Exercise: Lines with "lawcode": report how many there are in the listing below, giving the number and nothing else.

Material for this exercise:
★ ★ ★ ★

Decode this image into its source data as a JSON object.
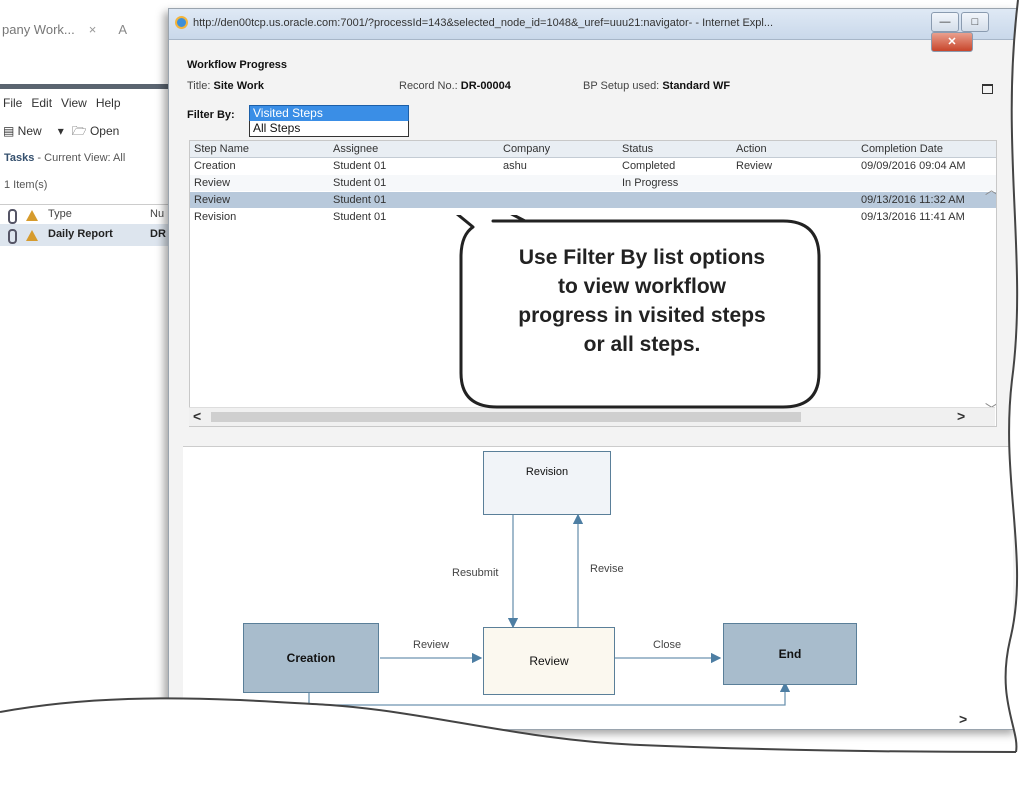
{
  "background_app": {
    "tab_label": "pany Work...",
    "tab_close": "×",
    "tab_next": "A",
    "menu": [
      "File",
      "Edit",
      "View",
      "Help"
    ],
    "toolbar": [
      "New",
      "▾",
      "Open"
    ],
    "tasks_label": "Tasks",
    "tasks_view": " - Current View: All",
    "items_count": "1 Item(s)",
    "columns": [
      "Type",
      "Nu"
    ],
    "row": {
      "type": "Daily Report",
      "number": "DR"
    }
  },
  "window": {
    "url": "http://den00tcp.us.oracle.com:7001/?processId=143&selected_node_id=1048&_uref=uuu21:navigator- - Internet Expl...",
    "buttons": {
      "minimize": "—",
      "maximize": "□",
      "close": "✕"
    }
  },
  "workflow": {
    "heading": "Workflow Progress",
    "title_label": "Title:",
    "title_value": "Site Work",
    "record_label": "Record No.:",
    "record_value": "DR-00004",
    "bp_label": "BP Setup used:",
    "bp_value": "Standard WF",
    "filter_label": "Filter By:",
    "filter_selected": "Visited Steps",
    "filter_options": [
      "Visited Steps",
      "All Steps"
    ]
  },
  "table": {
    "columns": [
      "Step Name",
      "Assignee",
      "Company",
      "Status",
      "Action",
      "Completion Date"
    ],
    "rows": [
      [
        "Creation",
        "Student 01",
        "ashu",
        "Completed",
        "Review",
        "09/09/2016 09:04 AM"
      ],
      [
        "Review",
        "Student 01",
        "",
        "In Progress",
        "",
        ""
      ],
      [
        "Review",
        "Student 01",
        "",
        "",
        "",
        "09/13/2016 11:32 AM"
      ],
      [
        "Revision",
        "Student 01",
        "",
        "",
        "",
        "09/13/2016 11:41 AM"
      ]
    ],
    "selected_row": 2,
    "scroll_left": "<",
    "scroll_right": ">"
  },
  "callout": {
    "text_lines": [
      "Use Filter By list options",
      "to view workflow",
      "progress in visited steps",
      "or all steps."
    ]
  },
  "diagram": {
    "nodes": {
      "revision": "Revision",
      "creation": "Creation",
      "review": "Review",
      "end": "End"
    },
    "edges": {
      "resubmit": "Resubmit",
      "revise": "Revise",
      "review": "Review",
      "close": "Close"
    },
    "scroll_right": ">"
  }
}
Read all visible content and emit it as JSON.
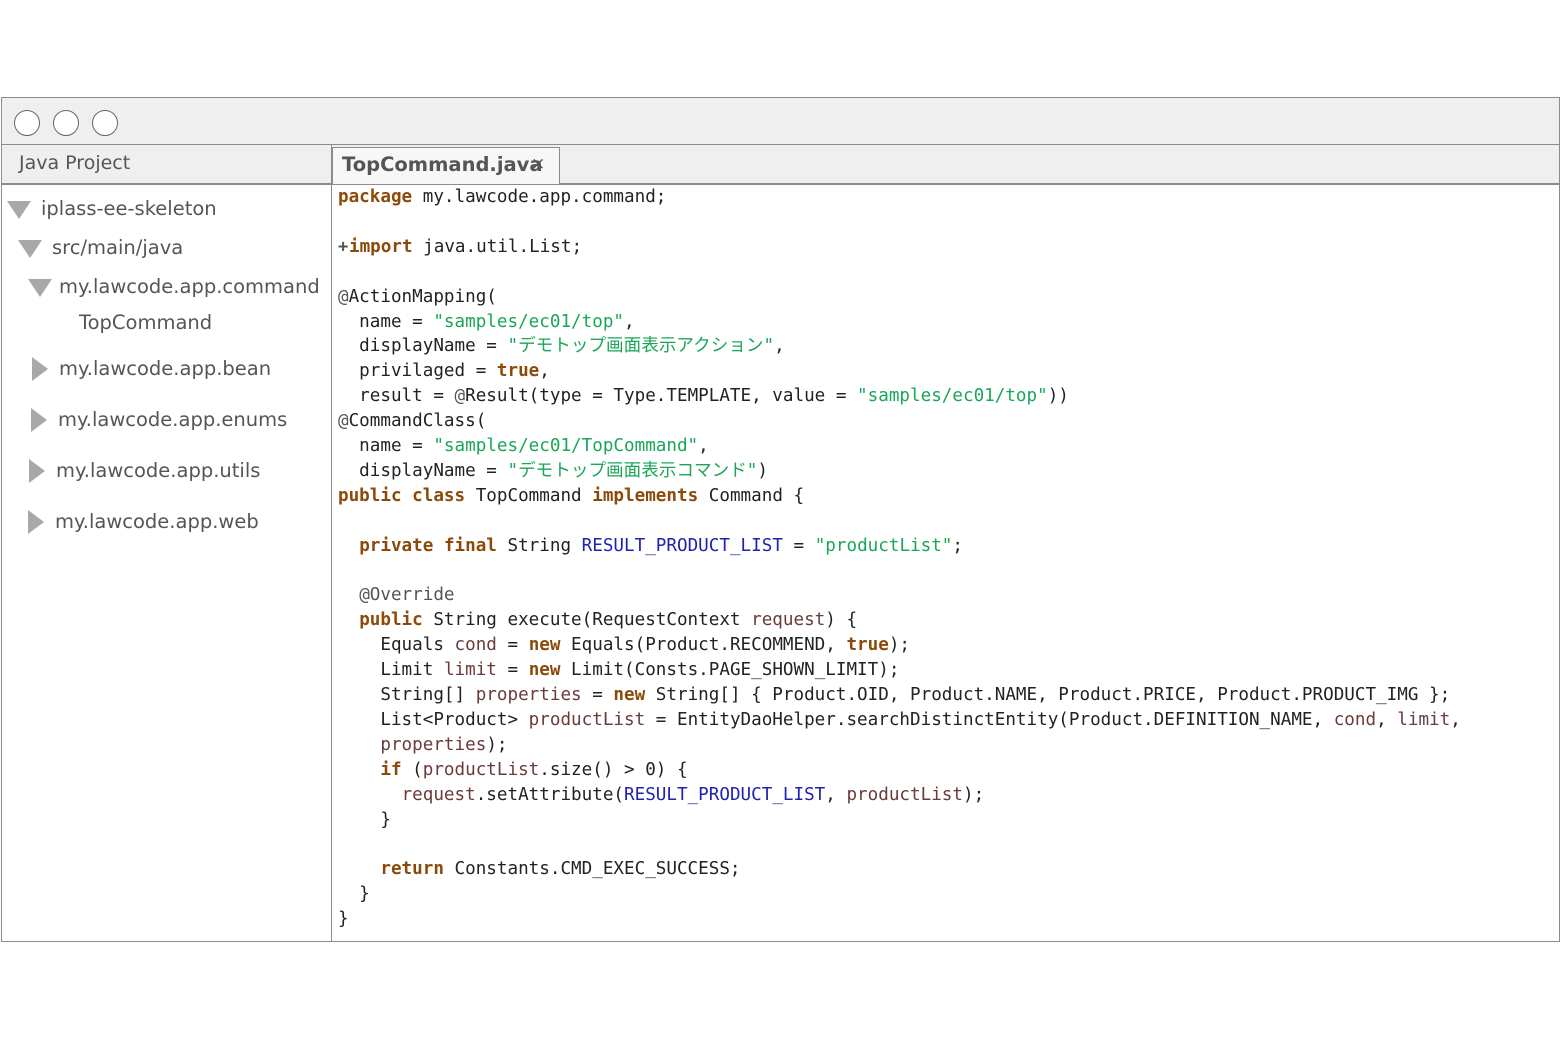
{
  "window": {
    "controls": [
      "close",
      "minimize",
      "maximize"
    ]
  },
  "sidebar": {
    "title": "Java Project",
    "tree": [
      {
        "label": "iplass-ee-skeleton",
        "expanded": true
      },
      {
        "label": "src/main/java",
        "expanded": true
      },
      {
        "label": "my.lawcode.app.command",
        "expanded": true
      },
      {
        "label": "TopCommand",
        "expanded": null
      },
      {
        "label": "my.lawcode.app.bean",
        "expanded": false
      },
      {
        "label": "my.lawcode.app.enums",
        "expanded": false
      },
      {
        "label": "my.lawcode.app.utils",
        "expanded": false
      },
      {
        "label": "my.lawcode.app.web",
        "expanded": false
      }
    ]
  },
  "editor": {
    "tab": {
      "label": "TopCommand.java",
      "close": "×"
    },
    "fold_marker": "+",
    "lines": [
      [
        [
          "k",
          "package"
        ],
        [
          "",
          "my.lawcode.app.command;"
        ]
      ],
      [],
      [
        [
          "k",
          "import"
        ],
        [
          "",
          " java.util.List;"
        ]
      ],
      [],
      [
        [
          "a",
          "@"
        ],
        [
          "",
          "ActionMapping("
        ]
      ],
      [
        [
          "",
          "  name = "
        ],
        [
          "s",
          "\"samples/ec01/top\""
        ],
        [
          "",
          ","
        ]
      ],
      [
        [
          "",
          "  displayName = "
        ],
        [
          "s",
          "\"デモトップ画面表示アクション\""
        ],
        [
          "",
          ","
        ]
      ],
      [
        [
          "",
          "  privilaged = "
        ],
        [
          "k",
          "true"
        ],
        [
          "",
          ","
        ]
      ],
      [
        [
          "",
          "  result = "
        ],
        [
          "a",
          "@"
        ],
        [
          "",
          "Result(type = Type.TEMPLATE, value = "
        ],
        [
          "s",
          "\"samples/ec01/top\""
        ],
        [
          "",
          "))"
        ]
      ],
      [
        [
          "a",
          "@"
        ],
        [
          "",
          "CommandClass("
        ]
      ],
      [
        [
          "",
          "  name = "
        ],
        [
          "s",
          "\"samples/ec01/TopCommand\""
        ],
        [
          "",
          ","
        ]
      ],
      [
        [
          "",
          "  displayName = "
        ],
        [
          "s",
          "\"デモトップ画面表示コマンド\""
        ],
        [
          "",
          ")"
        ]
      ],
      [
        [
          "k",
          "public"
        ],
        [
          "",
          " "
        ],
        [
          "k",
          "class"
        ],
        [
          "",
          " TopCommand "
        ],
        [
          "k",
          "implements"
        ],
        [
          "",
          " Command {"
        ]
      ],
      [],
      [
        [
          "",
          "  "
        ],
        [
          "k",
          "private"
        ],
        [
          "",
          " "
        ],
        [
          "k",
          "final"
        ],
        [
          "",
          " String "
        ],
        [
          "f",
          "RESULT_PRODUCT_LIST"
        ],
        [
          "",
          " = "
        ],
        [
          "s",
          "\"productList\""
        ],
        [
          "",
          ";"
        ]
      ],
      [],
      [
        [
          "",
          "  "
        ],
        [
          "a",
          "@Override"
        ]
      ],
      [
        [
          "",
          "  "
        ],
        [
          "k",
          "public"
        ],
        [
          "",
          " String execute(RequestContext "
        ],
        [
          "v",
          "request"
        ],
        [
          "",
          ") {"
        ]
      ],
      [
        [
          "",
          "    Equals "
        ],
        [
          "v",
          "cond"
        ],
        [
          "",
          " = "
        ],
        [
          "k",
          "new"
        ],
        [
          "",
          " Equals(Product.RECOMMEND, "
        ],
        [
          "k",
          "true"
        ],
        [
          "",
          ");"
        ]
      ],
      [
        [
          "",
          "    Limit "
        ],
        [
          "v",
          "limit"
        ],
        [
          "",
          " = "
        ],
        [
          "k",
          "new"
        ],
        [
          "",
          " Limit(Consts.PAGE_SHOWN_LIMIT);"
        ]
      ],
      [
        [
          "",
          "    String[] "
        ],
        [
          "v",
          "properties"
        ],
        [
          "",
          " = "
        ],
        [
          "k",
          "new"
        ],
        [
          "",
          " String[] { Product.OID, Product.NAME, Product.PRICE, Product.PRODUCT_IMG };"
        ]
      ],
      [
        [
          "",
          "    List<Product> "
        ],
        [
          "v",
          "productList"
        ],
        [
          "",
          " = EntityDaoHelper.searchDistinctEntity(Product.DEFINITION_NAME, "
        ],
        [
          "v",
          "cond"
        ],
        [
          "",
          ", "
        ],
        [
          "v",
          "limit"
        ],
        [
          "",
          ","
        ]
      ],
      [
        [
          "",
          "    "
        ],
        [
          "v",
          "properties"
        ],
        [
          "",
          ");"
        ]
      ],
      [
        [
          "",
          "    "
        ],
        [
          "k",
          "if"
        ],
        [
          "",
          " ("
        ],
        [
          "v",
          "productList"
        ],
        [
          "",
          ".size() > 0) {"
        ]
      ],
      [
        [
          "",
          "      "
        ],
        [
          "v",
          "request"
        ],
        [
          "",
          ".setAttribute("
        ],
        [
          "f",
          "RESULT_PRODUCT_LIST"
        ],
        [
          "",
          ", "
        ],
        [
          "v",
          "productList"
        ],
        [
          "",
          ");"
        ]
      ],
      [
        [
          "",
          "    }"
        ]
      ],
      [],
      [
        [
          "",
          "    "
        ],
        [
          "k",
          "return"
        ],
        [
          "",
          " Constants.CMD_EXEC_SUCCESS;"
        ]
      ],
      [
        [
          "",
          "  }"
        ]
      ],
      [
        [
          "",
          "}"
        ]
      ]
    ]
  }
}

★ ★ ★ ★

Solved problem: 6